By Victor Reklaitis, MarketWatch
Could a new boss for Deutsche Bank help revive its beaten-up stock?
The lender over the weekend replaced its British chief executive, John Cryan, with the senior German head of its retail bank, Christian Sewing. The move comes after last month’s news that Deutsche Bank Chairman Paul Achleitner was hunting for another CEO.
Sewing has talked tough on his first day on the job, calling for employees to regain their “hunger for business.”
But it could be too soon to turn bullish on the beleaguered German bank’s shares.
In fact, analysts and investors had trotted out plenty of reasons to stay bearish on the stock /zigman2/quotes/207242873/delayed XE:DBK -1.40% /zigman2/quotes/203042512/composite DB -1.62% before the CEO switch became official, and some of them continued to sound downbeat on Monday.
Shares keep wallowing far below their 2007 peak, while other financial giants have notched new highs in recent years. The stock was up more than 3% on Monday after Cryan’s ouster, but it’s still down 26% this year, putting the company’s price-to-book ratio at 0.4, below rival Commerzbank’s /zigman2/quotes/207286669/delayed XE:CBK -3.11% 0.5.
The final escalation of well-known tensions between Achleitner and Cryan is just a piece of the Deutsche Bank puzzle, but it’s not looking like a buy signal for the stock, which also trades in the U.S. via American depositary receipts.
The bank will not score any operational benefits from the leadership change, and it should have waited until 2020, when Cryan’s contract would have expired, said LBBW analyst Ingo Frommen in a note Monday. He backed his Hold rating on the stock and has a price target of 14 euros ($17.18), implying a rally from the intraday Monday print at €11.75.
Markus Riesselmann, an analyst at Independent Research, said his shop is skeptical that the shift will lead to rapid improvements for the big bank. In a note on Monday, he reiterated a Sell rating on the stock and a price target of €11, implying a decline.
Ahead of Sewing’s promotion, CFRA analyst Firdaus Ibrahim had warned the maneuvering around the CEO job had “intensified the uncertainty on the direction of the company.” In a note dated March 28, he had backed his sell rating on the stock and cut his price target to 10.50 euros ($12.88), implying a dip from the recent print above €11.
While investors might turn more hopeful with a new CEO, Cryan is not the problem, MainFirst analyst Daniel Regli said in a phone interview last month before Sewing got the job. Cryan’s task turned out to be tougher than the market and analysts had expected. Cryan was hired to streamline the bank, cut costs, work through legal troubles, and more. The UBS veteran was named co-CEO in 2015 and sole CEO in 2016. That year brought a $7.2 billion fine from the U.S. Justice Department to settle mortgage-securities probes stemming from the financial crisis, along with a stock selloff sparked by fears around that fine.

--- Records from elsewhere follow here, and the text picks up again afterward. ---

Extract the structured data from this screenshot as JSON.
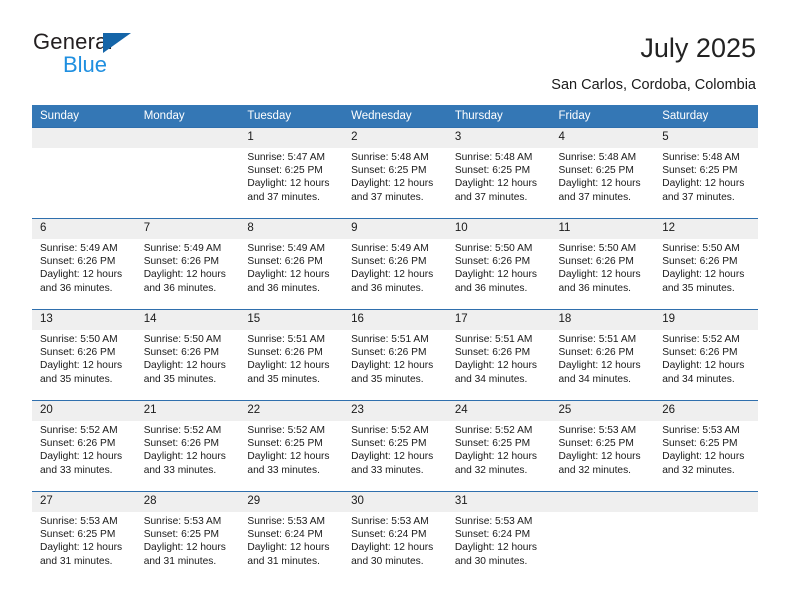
{
  "logo": {
    "primary_text": "General",
    "secondary_text": "Blue",
    "triangle_color": "#1565a8",
    "secondary_color": "#1f8fe0"
  },
  "header": {
    "title": "July 2025",
    "subtitle": "San Carlos, Cordoba, Colombia"
  },
  "theme": {
    "header_row_bg": "#3477b5",
    "row_divider": "#2f6fad",
    "daynum_bg": "#efefef",
    "text": "#1a1a1a"
  },
  "calendar": {
    "weekday_headers": [
      "Sunday",
      "Monday",
      "Tuesday",
      "Wednesday",
      "Thursday",
      "Friday",
      "Saturday"
    ],
    "labels": {
      "sunrise": "Sunrise:",
      "sunset": "Sunset:",
      "daylight": "Daylight:"
    },
    "weeks": [
      [
        {
          "day": "",
          "empty": true,
          "sunrise": "",
          "sunset": "",
          "daylight_1": "",
          "daylight_2": ""
        },
        {
          "day": "",
          "empty": true,
          "sunrise": "",
          "sunset": "",
          "daylight_1": "",
          "daylight_2": ""
        },
        {
          "day": "1",
          "sunrise": "Sunrise: 5:47 AM",
          "sunset": "Sunset: 6:25 PM",
          "daylight_1": "Daylight: 12 hours",
          "daylight_2": "and 37 minutes."
        },
        {
          "day": "2",
          "sunrise": "Sunrise: 5:48 AM",
          "sunset": "Sunset: 6:25 PM",
          "daylight_1": "Daylight: 12 hours",
          "daylight_2": "and 37 minutes."
        },
        {
          "day": "3",
          "sunrise": "Sunrise: 5:48 AM",
          "sunset": "Sunset: 6:25 PM",
          "daylight_1": "Daylight: 12 hours",
          "daylight_2": "and 37 minutes."
        },
        {
          "day": "4",
          "sunrise": "Sunrise: 5:48 AM",
          "sunset": "Sunset: 6:25 PM",
          "daylight_1": "Daylight: 12 hours",
          "daylight_2": "and 37 minutes."
        },
        {
          "day": "5",
          "sunrise": "Sunrise: 5:48 AM",
          "sunset": "Sunset: 6:25 PM",
          "daylight_1": "Daylight: 12 hours",
          "daylight_2": "and 37 minutes."
        }
      ],
      [
        {
          "day": "6",
          "sunrise": "Sunrise: 5:49 AM",
          "sunset": "Sunset: 6:26 PM",
          "daylight_1": "Daylight: 12 hours",
          "daylight_2": "and 36 minutes."
        },
        {
          "day": "7",
          "sunrise": "Sunrise: 5:49 AM",
          "sunset": "Sunset: 6:26 PM",
          "daylight_1": "Daylight: 12 hours",
          "daylight_2": "and 36 minutes."
        },
        {
          "day": "8",
          "sunrise": "Sunrise: 5:49 AM",
          "sunset": "Sunset: 6:26 PM",
          "daylight_1": "Daylight: 12 hours",
          "daylight_2": "and 36 minutes."
        },
        {
          "day": "9",
          "sunrise": "Sunrise: 5:49 AM",
          "sunset": "Sunset: 6:26 PM",
          "daylight_1": "Daylight: 12 hours",
          "daylight_2": "and 36 minutes."
        },
        {
          "day": "10",
          "sunrise": "Sunrise: 5:50 AM",
          "sunset": "Sunset: 6:26 PM",
          "daylight_1": "Daylight: 12 hours",
          "daylight_2": "and 36 minutes."
        },
        {
          "day": "11",
          "sunrise": "Sunrise: 5:50 AM",
          "sunset": "Sunset: 6:26 PM",
          "daylight_1": "Daylight: 12 hours",
          "daylight_2": "and 36 minutes."
        },
        {
          "day": "12",
          "sunrise": "Sunrise: 5:50 AM",
          "sunset": "Sunset: 6:26 PM",
          "daylight_1": "Daylight: 12 hours",
          "daylight_2": "and 35 minutes."
        }
      ],
      [
        {
          "day": "13",
          "sunrise": "Sunrise: 5:50 AM",
          "sunset": "Sunset: 6:26 PM",
          "daylight_1": "Daylight: 12 hours",
          "daylight_2": "and 35 minutes."
        },
        {
          "day": "14",
          "sunrise": "Sunrise: 5:50 AM",
          "sunset": "Sunset: 6:26 PM",
          "daylight_1": "Daylight: 12 hours",
          "daylight_2": "and 35 minutes."
        },
        {
          "day": "15",
          "sunrise": "Sunrise: 5:51 AM",
          "sunset": "Sunset: 6:26 PM",
          "daylight_1": "Daylight: 12 hours",
          "daylight_2": "and 35 minutes."
        },
        {
          "day": "16",
          "sunrise": "Sunrise: 5:51 AM",
          "sunset": "Sunset: 6:26 PM",
          "daylight_1": "Daylight: 12 hours",
          "daylight_2": "and 35 minutes."
        },
        {
          "day": "17",
          "sunrise": "Sunrise: 5:51 AM",
          "sunset": "Sunset: 6:26 PM",
          "daylight_1": "Daylight: 12 hours",
          "daylight_2": "and 34 minutes."
        },
        {
          "day": "18",
          "sunrise": "Sunrise: 5:51 AM",
          "sunset": "Sunset: 6:26 PM",
          "daylight_1": "Daylight: 12 hours",
          "daylight_2": "and 34 minutes."
        },
        {
          "day": "19",
          "sunrise": "Sunrise: 5:52 AM",
          "sunset": "Sunset: 6:26 PM",
          "daylight_1": "Daylight: 12 hours",
          "daylight_2": "and 34 minutes."
        }
      ],
      [
        {
          "day": "20",
          "sunrise": "Sunrise: 5:52 AM",
          "sunset": "Sunset: 6:26 PM",
          "daylight_1": "Daylight: 12 hours",
          "daylight_2": "and 33 minutes."
        },
        {
          "day": "21",
          "sunrise": "Sunrise: 5:52 AM",
          "sunset": "Sunset: 6:26 PM",
          "daylight_1": "Daylight: 12 hours",
          "daylight_2": "and 33 minutes."
        },
        {
          "day": "22",
          "sunrise": "Sunrise: 5:52 AM",
          "sunset": "Sunset: 6:25 PM",
          "daylight_1": "Daylight: 12 hours",
          "daylight_2": "and 33 minutes."
        },
        {
          "day": "23",
          "sunrise": "Sunrise: 5:52 AM",
          "sunset": "Sunset: 6:25 PM",
          "daylight_1": "Daylight: 12 hours",
          "daylight_2": "and 33 minutes."
        },
        {
          "day": "24",
          "sunrise": "Sunrise: 5:52 AM",
          "sunset": "Sunset: 6:25 PM",
          "daylight_1": "Daylight: 12 hours",
          "daylight_2": "and 32 minutes."
        },
        {
          "day": "25",
          "sunrise": "Sunrise: 5:53 AM",
          "sunset": "Sunset: 6:25 PM",
          "daylight_1": "Daylight: 12 hours",
          "daylight_2": "and 32 minutes."
        },
        {
          "day": "26",
          "sunrise": "Sunrise: 5:53 AM",
          "sunset": "Sunset: 6:25 PM",
          "daylight_1": "Daylight: 12 hours",
          "daylight_2": "and 32 minutes."
        }
      ],
      [
        {
          "day": "27",
          "sunrise": "Sunrise: 5:53 AM",
          "sunset": "Sunset: 6:25 PM",
          "daylight_1": "Daylight: 12 hours",
          "daylight_2": "and 31 minutes."
        },
        {
          "day": "28",
          "sunrise": "Sunrise: 5:53 AM",
          "sunset": "Sunset: 6:25 PM",
          "daylight_1": "Daylight: 12 hours",
          "daylight_2": "and 31 minutes."
        },
        {
          "day": "29",
          "sunrise": "Sunrise: 5:53 AM",
          "sunset": "Sunset: 6:24 PM",
          "daylight_1": "Daylight: 12 hours",
          "daylight_2": "and 31 minutes."
        },
        {
          "day": "30",
          "sunrise": "Sunrise: 5:53 AM",
          "sunset": "Sunset: 6:24 PM",
          "daylight_1": "Daylight: 12 hours",
          "daylight_2": "and 30 minutes."
        },
        {
          "day": "31",
          "sunrise": "Sunrise: 5:53 AM",
          "sunset": "Sunset: 6:24 PM",
          "daylight_1": "Daylight: 12 hours",
          "daylight_2": "and 30 minutes."
        },
        {
          "day": "",
          "empty": true,
          "sunrise": "",
          "sunset": "",
          "daylight_1": "",
          "daylight_2": ""
        },
        {
          "day": "",
          "empty": true,
          "sunrise": "",
          "sunset": "",
          "daylight_1": "",
          "daylight_2": ""
        }
      ]
    ]
  }
}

What’s needed for a stock turnaround is stabilization of Deutsche Bank’s top line, said Regli, who has had a sell rating and a price target of €10.50. The bank has suffered revenue declines of 10% and 12% in the past two years, according to FactSet data. Management recently cautioned about a hit to first-quarter revenue at its securities business due to a strengthening euro.
Some of the revenue slumps for its units have been tied to external factors, from currency headwinds to lower trading activity that’s been an industrywide challenge. A Wall Street Journal columnist once likened Deutsche to “a parched farmer praying for rain,” with the bank dependent on better markets for growth.
Another problem has been that a C-suite change didn’t look easy to pull off. Analysts fretted about finding candidates for what’s been called the “toughest job in banking.” They highlighted how Achleitner reportedly initially didn’t get takers in talks with other banking bigwigs.
The no-thank-yous inspired mock-confusion from German business newspaper Handelsblatt: “So what is it that has them all running in the other direction? Is it the fact that Deutsche’s COO [Kim Hammonds] just called it the ‘most dysfunctional’ place she’s ever worked? Or could it be the drama surrounding bonuses? Or perhaps all the backstabbing and finger-pointing?”
A few big shareholders were reportedly impatient with Cryan. But other investors and some analysts have said Achleitner deserves blame for the bank’s woes—and worried that a new CEO could make things worse. That’s not a scenario likely to turn around the stock.
This is an updated version of a story that also has appeared at Barrons.com.